Administrators, STEM [science, technology, engineering and math] students, professors and State Representatives came together to watch the ribbon-cutting ceremony commemorating the opening of Hemenway Labs on Oct. 29.
According to Executive Vice President Dale Hamel, the science project began in 2007 when FSU administrators decided the STEM program was the most significant area in needs of improvement on campus. The total cost of the project was $84 million, which was $30 million more than originally estimated.
Robert DeLeo, speaker of the Massachusetts House of Representatives, said, “The school does an unbelievable and wonderful job of responding to the needs of its students, its community, its region as well as the state.”
DeLeo said the celebration “reaffirmed Framingham State’s commitment to not only address the growing needs of employers, but its commitment to its students.
“This building will help many students learn in a hands-on way and provide them with tools to achieve in the classroom and beyond.”
President F. Javier Cevallos said, “This beautiful building has energized our science program since its opening in August, providing our students and faculty with access to high-tech spaces that meet the highest safety standards.”
Cevallos added the new labs opened at “an important time” because there has been a recent “shortfall” in STEM graduates to fill jobs.

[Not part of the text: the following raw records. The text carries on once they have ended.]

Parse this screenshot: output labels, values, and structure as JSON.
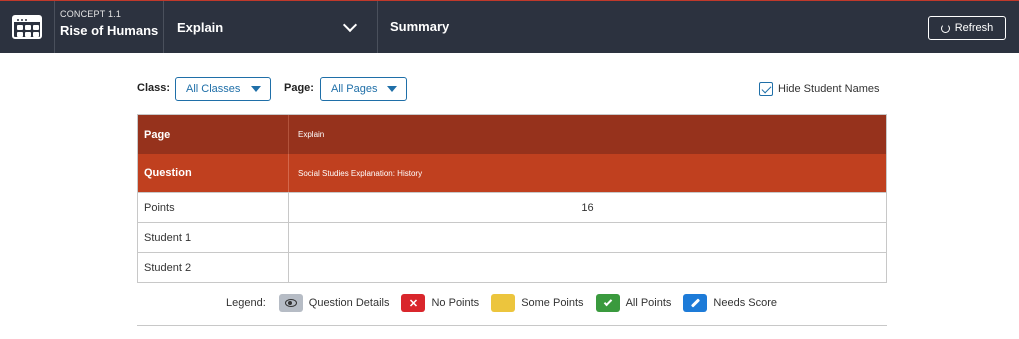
{
  "header": {
    "concept_label": "CONCEPT 1.1",
    "concept_title": "Rise of Humans",
    "page_selector": "Explain",
    "summary_tab": "Summary",
    "refresh_label": "Refresh"
  },
  "filters": {
    "class_label": "Class:",
    "class_value": "All Classes",
    "page_label": "Page:",
    "page_value": "All Pages",
    "hide_names_label": "Hide Student Names",
    "hide_names_checked": true
  },
  "table": {
    "page_label": "Page",
    "page_value": "Explain",
    "question_label": "Question",
    "question_value": "Social Studies Explanation: History",
    "points_label": "Points",
    "points_value": "16",
    "students": [
      "Student 1",
      "Student 2"
    ]
  },
  "legend": {
    "label": "Legend:",
    "items": [
      "Question Details",
      "No Points",
      "Some Points",
      "All Points",
      "Needs Score"
    ],
    "colors": {
      "question_details": "#b6bcc5",
      "no_points": "#d9262c",
      "some_points": "#ecc53d",
      "all_points": "#3a9a3e",
      "needs_score": "#1d7bd8"
    },
    "icons": [
      "eye-icon",
      "x-icon",
      "none",
      "check-icon",
      "pencil-icon"
    ]
  },
  "colors": {
    "topbar": "#2c323f",
    "page_row": "#96321c",
    "question_row": "#c0401f",
    "accent_blue": "#1f6fa8"
  }
}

State Senator Karen Spilka [D-Ashland] said since 2014, FSU’s STEM enrollment has increased 58 percent. She added there are many jobs in Genzyme, life sciences, and bio-tech in the MetroWest area that are looking for STEM students and depend on Framingham State to provide them.
“Buildings like this will help students learn the skills and be ready to hit the ground running in jobs when they graduate. … State of the art doesn’t even begin to explain the 16 new labs.”
Spilka said the ceremony was “wonderful,” and added, “One thing I see is the strength. … Everybody is willing to roll up their sleeves and work together to help out the students.”
Carlos Santiago, senior deputy commissioner for academic affairs at the Massachusetts Department of Higher Education, said he was “thrilled” to witness this “wonderful accomplishment” for Framingham State.
“Facilities like this will help us transform communities,” said Santiago.
Carol Gladstone, commissioner, division of capital asset management and maintenance [DCAMM] said the University is “small in size and big in presence and impacts.”
Gladstone said DCAMM undertook 10 years of planning before it decided on the final “extremely strong design.”
The new building is equipped with new labs, lounges and study areas. The building was designed by the architecture company Ellenzweig, which specializes in designing science buildings for universities.
Catherine Hunt, associate principal and director of marketing for Ellenzweig, said the company has also worked with the University of Pennsylvania, Brown University, MIT, Harvard and the University of Mississippi.
Neil Cahalane, member of the Royal Institute of the Architects of Ireland and principal for Ellenzweig said the biggest challenges the company faced while designing the building were placement and accessibility.
Cahalane said the company considered putting the building where Crocker is or in the “front quad,” but decided that behind Hemenway was the best because it had the slightest slope and most accessibility. He added, “Walking through the building is actually the easiest way to access Larned and Towers halls.”
Sophomore Thansuda Namsena, said, “It makes me want to stay here and do homework. … It’s so bright and there’s so much space it makes you focus on what you’re doing.”
Junior Ricardo Calixt said, “It’s a lot more convenient than the library for trying to focus on schoolwork.”
Senior Caitlin Wertz said, “The new labs are very clean. …The old labs had too much outdated stuff.”
Freshman Jefferson Elien said, “The architecture is amazing.”
Junior Jason MacKinnon said, “It has a modern feeling, and makes a nice cut through from the gym to Larned and North.”
Sophomore Kyle Hurley said “I come here frequently. It’s definitely roomier than other buildings on campus and it has comfortable seating.”
Richard Logan, Chair of the Board of Trustees and Framingham State alumnus spoke at the ceremony as well. He said, “It’s certainly remarkable what has been done here.
“It’s a nice testament to the fortitude and forward thinking that folks long before me had.”
Margaret Carrol, Dean of STEM, said the new labs are “very beneficial to students.”
Katie Restuccia, administrative assistant in the Office of the President, organized the ceremony, and said it took about three months to plan. About 80 “external invitations” were sent out and “just about that many are here.
“All the legislative, trustees and major players are here,” said Restuccia.
Debra Cleveland, executive director of the Independent Association of Framingham State Alumni, said, “The ceremony was more than appropriate. … We are so incredibly lucky to have this group of legislators to make this possible.”